** THE DATA follows **
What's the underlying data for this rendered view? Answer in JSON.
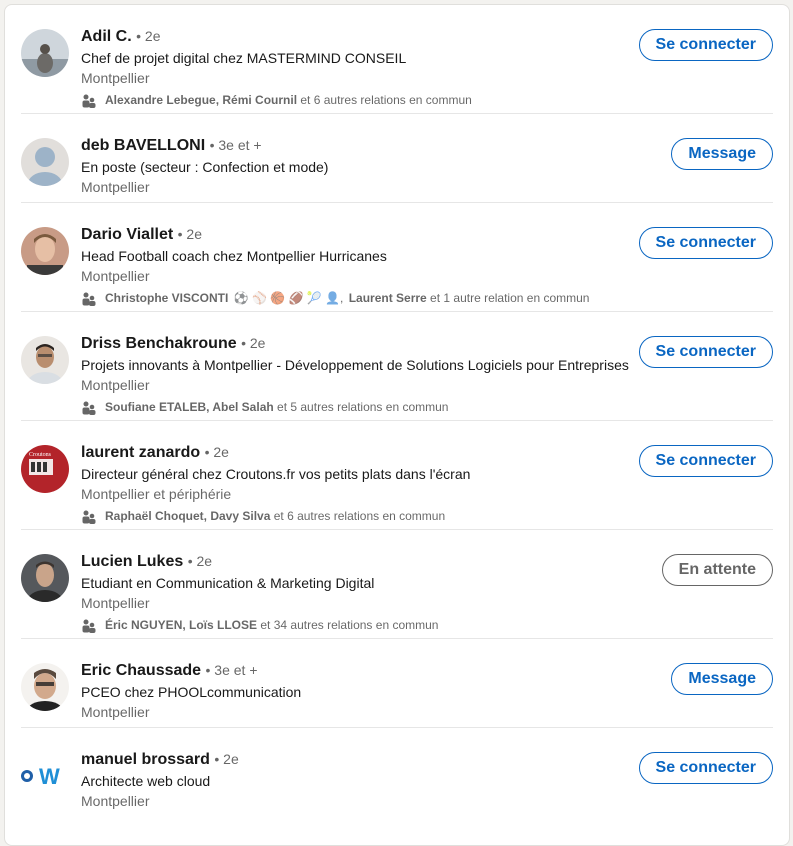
{
  "people": [
    {
      "name": "Adil C.",
      "degree": "• 2e",
      "headline": "Chef de projet digital chez MASTERMIND CONSEIL",
      "location": "Montpellier",
      "mutual_names": "Alexandre Lebegue, Rémi Cournil",
      "mutual_rest": " et 6 autres relations en commun",
      "action": "Se connecter",
      "avatar_color": "#9aa7b3"
    },
    {
      "name": "deb BAVELLONI",
      "degree": "• 3e et +",
      "headline": "En poste (secteur : Confection et mode)",
      "location": "Montpellier",
      "action": "Message",
      "avatar_color": "#d6d3d0"
    },
    {
      "name": "Dario Viallet",
      "degree": "• 2e",
      "headline": "Head Football coach chez Montpellier Hurricanes",
      "location": "Montpellier",
      "mutual_names": "Christophe VISCONTI",
      "mutual_emoji": "⚽ ⚾ 🏀 🏈 🎾 👤,",
      "mutual_names2": "Laurent Serre",
      "mutual_rest": " et 1 autre relation en commun",
      "action": "Se connecter",
      "avatar_color": "#b48a74"
    },
    {
      "name": "Driss Benchakroune",
      "degree": "• 2e",
      "headline": "Projets innovants à Montpellier - Développement de Solutions Logiciels pour Entreprises",
      "location": "Montpellier",
      "mutual_names": "Soufiane ETALEB, Abel Salah",
      "mutual_rest": " et 5 autres relations en commun",
      "action": "Se connecter",
      "avatar_color": "#c9bdb2"
    },
    {
      "name": "laurent zanardo",
      "degree": "• 2e",
      "headline": "Directeur général chez Croutons.fr vos petits plats dans l'écran",
      "location": "Montpellier et périphérie",
      "mutual_names": "Raphaël Choquet, Davy Silva",
      "mutual_rest": " et 6 autres relations en commun",
      "action": "Se connecter",
      "avatar_color": "#b3242a"
    },
    {
      "name": "Lucien Lukes",
      "degree": "• 2e",
      "headline": "Etudiant en Communication & Marketing Digital",
      "location": "Montpellier",
      "mutual_names": "Éric NGUYEN, Loïs LLOSE",
      "mutual_rest": " et 34 autres relations en commun",
      "action": "En attente",
      "avatar_color": "#4d4f52"
    },
    {
      "name": "Eric Chaussade",
      "degree": "• 3e et +",
      "headline": "PCEO chez PHOOLcommunication",
      "location": "Montpellier",
      "action": "Message",
      "avatar_color": "#c7a48a"
    },
    {
      "name": "manuel brossard",
      "degree": "• 2e",
      "headline": "Architecte web cloud",
      "location": "Montpellier",
      "action": "Se connecter",
      "avatar_color": "#1f5fa8"
    }
  ]
}
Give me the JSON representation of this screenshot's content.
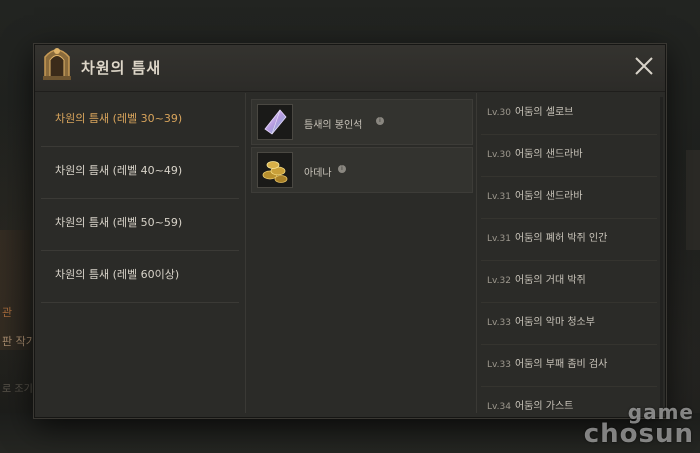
{
  "dialog": {
    "title": "차원의 틈새"
  },
  "levels": [
    {
      "label": "차원의 틈새 (레벨 30~39)"
    },
    {
      "label": "차원의 틈새 (레벨 40~49)"
    },
    {
      "label": "차원의 틈새 (레벨 50~59)"
    },
    {
      "label": "차원의 틈새 (레벨 60이상)"
    }
  ],
  "rewards": [
    {
      "label": "틈새의 봉인석",
      "icon": "crystal-icon"
    },
    {
      "label": "아데나",
      "icon": "gold-coins-icon"
    }
  ],
  "monsters": [
    {
      "level": "Lv.30",
      "name": "어둠의 셀로브"
    },
    {
      "level": "Lv.30",
      "name": "어둠의 샌드라바"
    },
    {
      "level": "Lv.31",
      "name": "어둠의 샌드라바"
    },
    {
      "level": "Lv.31",
      "name": "어둠의 폐허 박쥐 인간"
    },
    {
      "level": "Lv.32",
      "name": "어둠의 거대 박쥐"
    },
    {
      "level": "Lv.33",
      "name": "어둠의 악마 청소부"
    },
    {
      "level": "Lv.33",
      "name": "어둠의 부패 좀비 검사"
    },
    {
      "level": "Lv.34",
      "name": "어둠의 가스트"
    }
  ],
  "background": {
    "side_text_1": "관",
    "side_text_2": "판 작가",
    "side_text_3": "로 조기"
  },
  "watermark": {
    "line1": "game",
    "line2": "chosun"
  }
}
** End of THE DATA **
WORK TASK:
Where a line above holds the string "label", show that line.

ANSWER SPACE:
      "label": "차원의 틈새 (레벨 30~39)"
      "label": "차원의 틈새 (레벨 40~49)"
      "label": "차원의 틈새 (레벨 50~59)"
      "label": "차원의 틈새 (레벨 60이상)"
      "label": "틈새의 봉인석",
      "label": "아데나",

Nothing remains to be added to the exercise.